# [WORK TO COMPLETE]
The whole of the data, every line, should come back exactly the same.

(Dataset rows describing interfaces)
^^^^^^^^^^^^^^^^
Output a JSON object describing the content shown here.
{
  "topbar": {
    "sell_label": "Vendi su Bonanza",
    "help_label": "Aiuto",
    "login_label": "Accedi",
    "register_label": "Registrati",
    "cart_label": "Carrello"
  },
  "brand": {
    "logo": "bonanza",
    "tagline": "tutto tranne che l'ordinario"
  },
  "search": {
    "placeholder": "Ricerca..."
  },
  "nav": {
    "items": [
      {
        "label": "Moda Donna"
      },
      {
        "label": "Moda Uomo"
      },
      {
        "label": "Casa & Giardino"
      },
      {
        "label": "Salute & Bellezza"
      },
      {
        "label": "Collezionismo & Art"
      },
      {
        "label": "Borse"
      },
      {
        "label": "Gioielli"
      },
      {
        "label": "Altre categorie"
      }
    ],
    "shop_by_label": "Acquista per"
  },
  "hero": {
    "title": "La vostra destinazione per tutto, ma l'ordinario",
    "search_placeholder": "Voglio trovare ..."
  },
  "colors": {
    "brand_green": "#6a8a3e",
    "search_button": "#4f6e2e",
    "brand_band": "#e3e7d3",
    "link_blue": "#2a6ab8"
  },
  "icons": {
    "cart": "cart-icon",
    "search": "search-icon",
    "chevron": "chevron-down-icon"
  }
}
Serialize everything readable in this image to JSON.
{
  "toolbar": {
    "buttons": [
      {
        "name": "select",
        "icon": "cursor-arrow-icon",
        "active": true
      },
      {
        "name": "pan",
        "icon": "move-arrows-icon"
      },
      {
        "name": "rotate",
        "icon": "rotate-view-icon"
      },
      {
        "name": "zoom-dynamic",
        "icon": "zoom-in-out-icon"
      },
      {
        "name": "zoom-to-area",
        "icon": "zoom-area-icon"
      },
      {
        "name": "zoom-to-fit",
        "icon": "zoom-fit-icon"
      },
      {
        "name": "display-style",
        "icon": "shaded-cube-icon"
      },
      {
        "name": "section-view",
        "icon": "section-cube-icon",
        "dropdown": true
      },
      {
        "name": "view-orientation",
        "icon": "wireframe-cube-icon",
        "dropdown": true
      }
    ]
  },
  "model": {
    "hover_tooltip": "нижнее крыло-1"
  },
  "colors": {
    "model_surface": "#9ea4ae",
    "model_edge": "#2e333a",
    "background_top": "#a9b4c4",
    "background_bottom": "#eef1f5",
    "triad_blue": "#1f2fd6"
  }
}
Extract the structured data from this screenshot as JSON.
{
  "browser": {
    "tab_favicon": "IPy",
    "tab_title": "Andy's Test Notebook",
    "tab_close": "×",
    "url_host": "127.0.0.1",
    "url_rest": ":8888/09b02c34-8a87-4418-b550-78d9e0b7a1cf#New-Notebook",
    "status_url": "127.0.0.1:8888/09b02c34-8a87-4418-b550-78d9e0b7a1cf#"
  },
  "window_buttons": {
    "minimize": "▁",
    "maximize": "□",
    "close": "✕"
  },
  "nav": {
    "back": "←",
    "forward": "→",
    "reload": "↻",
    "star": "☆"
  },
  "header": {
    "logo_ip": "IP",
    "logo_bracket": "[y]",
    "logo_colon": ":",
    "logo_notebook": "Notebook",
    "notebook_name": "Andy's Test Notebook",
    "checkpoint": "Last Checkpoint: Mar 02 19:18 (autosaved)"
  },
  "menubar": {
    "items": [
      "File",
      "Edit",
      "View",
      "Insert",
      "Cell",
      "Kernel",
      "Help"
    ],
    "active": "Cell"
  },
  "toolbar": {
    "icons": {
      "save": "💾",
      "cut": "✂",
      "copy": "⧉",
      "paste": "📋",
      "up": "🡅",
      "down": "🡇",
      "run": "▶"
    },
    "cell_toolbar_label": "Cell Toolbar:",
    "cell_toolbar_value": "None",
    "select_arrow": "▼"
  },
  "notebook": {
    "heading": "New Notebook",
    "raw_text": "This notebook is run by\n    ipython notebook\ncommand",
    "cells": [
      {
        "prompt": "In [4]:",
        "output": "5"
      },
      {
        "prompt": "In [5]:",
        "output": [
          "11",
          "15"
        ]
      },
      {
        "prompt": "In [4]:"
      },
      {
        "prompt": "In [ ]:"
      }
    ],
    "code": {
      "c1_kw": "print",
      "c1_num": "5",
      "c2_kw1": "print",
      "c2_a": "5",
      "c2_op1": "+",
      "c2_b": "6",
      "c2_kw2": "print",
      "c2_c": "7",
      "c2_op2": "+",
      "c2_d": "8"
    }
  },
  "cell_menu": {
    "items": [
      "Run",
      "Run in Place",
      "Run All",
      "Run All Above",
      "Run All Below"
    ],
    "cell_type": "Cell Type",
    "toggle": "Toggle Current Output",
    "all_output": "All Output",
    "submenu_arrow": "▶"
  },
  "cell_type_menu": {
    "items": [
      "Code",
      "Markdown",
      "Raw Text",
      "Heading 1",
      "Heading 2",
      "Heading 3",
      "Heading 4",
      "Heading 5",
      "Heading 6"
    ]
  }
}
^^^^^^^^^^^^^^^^
# [WRITTEN ANSWER]
Output a JSON object describing the content shown here.
{
  "topbar": {
    "sell_label": "Vendi su Bonanza",
    "help_label": "Aiuto",
    "login_label": "Accedi",
    "register_label": "Registrati",
    "cart_label": "Carrello"
  },
  "brand": {
    "logo": "bonanza",
    "tagline": "tutto tranne che l'ordinario"
  },
  "search": {
    "placeholder": "Ricerca..."
  },
  "nav": {
    "items": [
      {
        "label": "Moda Donna"
      },
      {
        "label": "Moda Uomo"
      },
      {
        "label": "Casa & Giardino"
      },
      {
        "label": "Salute & Bellezza"
      },
      {
        "label": "Collezionismo & Art"
      },
      {
        "label": "Borse"
      },
      {
        "label": "Gioielli"
      },
      {
        "label": "Altre categorie"
      }
    ],
    "shop_by_label": "Acquista per"
  },
  "hero": {
    "title": "La vostra destinazione per tutto, ma l'ordinario",
    "search_placeholder": "Voglio trovare ..."
  },
  "colors": {
    "brand_green": "#6a8a3e",
    "search_button": "#4f6e2e",
    "brand_band": "#e3e7d3",
    "link_blue": "#2a6ab8"
  },
  "icons": {
    "cart": "cart-icon",
    "search": "search-icon",
    "chevron": "chevron-down-icon"
  }
}
Serialize everything readable in this image to JSON.
{
  "toolbar": {
    "buttons": [
      {
        "name": "select",
        "icon": "cursor-arrow-icon",
        "active": true
      },
      {
        "name": "pan",
        "icon": "move-arrows-icon"
      },
      {
        "name": "rotate",
        "icon": "rotate-view-icon"
      },
      {
        "name": "zoom-dynamic",
        "icon": "zoom-in-out-icon"
      },
      {
        "name": "zoom-to-area",
        "icon": "zoom-area-icon"
      },
      {
        "name": "zoom-to-fit",
        "icon": "zoom-fit-icon"
      },
      {
        "name": "display-style",
        "icon": "shaded-cube-icon"
      },
      {
        "name": "section-view",
        "icon": "section-cube-icon",
        "dropdown": true
      },
      {
        "name": "view-orientation",
        "icon": "wireframe-cube-icon",
        "dropdown": true
      }
    ]
  },
  "model": {
    "hover_tooltip": "нижнее крыло-1"
  },
  "colors": {
    "model_surface": "#9ea4ae",
    "model_edge": "#2e333a",
    "background_top": "#a9b4c4",
    "background_bottom": "#eef1f5",
    "triad_blue": "#1f2fd6"
  }
}
Extract the structured data from this screenshot as JSON.
{
  "browser": {
    "tab_favicon": "IPy",
    "tab_title": "Andy's Test Notebook",
    "tab_close": "×",
    "url_host": "127.0.0.1",
    "url_rest": ":8888/09b02c34-8a87-4418-b550-78d9e0b7a1cf#New-Notebook",
    "status_url": "127.0.0.1:8888/09b02c34-8a87-4418-b550-78d9e0b7a1cf#"
  },
  "window_buttons": {
    "minimize": "▁",
    "maximize": "□",
    "close": "✕"
  },
  "nav": {
    "back": "←",
    "forward": "→",
    "reload": "↻",
    "star": "☆"
  },
  "header": {
    "logo_ip": "IP",
    "logo_bracket": "[y]",
    "logo_colon": ":",
    "logo_notebook": "Notebook",
    "notebook_name": "Andy's Test Notebook",
    "checkpoint": "Last Checkpoint: Mar 02 19:18 (autosaved)"
  },
  "menubar": {
    "items": [
      "File",
      "Edit",
      "View",
      "Insert",
      "Cell",
      "Kernel",
      "Help"
    ],
    "active": "Cell"
  },
  "toolbar": {
    "icons": {
      "save": "💾",
      "cut": "✂",
      "copy": "⧉",
      "paste": "📋",
      "up": "🡅",
      "down": "🡇",
      "run": "▶"
    },
    "cell_toolbar_label": "Cell Toolbar:",
    "cell_toolbar_value": "None",
    "select_arrow": "▼"
  },
  "notebook": {
    "heading": "New Notebook",
    "raw_text": "This notebook is run by\n    ipython notebook\ncommand",
    "cells": [
      {
        "prompt": "In [4]:",
        "output": "5"
      },
      {
        "prompt": "In [5]:",
        "output": [
          "11",
          "15"
        ]
      },
      {
        "prompt": "In [4]:"
      },
      {
        "prompt": "In [ ]:"
      }
    ],
    "code": {
      "c1_kw": "print",
      "c1_num": "5",
      "c2_kw1": "print",
      "c2_a": "5",
      "c2_op1": "+",
      "c2_b": "6",
      "c2_kw2": "print",
      "c2_c": "7",
      "c2_op2": "+",
      "c2_d": "8"
    }
  },
  "cell_menu": {
    "items": [
      "Run",
      "Run in Place",
      "Run All",
      "Run All Above",
      "Run All Below"
    ],
    "cell_type": "Cell Type",
    "toggle": "Toggle Current Output",
    "all_output": "All Output",
    "submenu_arrow": "▶"
  },
  "cell_type_menu": {
    "items": [
      "Code",
      "Markdown",
      "Raw Text",
      "Heading 1",
      "Heading 2",
      "Heading 3",
      "Heading 4",
      "Heading 5",
      "Heading 6"
    ]
  }
}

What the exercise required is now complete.